Find the word "text" in the material below and gather every line that contains it.

[Start of section]

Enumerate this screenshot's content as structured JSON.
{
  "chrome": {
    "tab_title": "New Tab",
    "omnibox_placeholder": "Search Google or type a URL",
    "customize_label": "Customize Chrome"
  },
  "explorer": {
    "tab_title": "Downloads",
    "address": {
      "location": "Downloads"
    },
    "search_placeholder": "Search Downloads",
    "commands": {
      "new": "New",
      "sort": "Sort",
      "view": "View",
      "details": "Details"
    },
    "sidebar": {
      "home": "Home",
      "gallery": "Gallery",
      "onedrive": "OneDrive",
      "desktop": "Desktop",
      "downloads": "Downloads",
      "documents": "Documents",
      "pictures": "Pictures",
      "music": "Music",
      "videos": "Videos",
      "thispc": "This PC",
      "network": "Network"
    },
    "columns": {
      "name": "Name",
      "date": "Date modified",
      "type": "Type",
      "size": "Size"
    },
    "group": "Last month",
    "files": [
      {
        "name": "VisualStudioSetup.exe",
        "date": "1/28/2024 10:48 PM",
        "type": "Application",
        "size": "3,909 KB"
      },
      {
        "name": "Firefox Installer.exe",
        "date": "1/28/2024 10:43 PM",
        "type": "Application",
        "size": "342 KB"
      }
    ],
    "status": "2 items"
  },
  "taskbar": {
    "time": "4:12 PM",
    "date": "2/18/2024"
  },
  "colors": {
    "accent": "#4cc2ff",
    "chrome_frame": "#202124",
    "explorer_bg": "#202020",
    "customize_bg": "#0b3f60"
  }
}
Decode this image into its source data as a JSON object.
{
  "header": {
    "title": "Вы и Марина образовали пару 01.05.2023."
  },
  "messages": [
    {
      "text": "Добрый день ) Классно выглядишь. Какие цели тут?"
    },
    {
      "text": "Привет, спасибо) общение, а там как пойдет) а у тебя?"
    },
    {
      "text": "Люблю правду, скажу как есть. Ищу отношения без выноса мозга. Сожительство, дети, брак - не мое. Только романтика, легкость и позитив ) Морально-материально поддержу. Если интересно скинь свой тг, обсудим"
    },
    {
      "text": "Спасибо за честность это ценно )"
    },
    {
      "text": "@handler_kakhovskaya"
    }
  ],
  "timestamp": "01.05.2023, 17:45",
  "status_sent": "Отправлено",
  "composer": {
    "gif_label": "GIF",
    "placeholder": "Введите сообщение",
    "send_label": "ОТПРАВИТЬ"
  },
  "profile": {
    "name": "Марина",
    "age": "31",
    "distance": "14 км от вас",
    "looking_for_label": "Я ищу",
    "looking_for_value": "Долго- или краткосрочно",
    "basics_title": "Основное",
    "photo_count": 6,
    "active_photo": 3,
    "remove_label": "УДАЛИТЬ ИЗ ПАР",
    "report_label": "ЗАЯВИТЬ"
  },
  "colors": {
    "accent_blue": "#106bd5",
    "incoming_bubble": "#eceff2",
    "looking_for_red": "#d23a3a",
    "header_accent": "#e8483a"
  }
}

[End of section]

(EXPECTED OUTPUT)
      "text": "Добрый день ) Классно выглядишь. Какие цели тут?"
      "text": "Привет, спасибо) общение, а там как пойдет) а у тебя?"
      "text": "Люблю правду, скажу как есть. Ищу отношения без выноса мозга. Сожительство, дети, брак - не мое. Только романтика, легкость и позитив ) Морально-материально поддержу. Если интересно скинь свой тг, обсудим"
      "text": "Спасибо за честность это ценно )"
      "text": "@handler_kakhovskaya"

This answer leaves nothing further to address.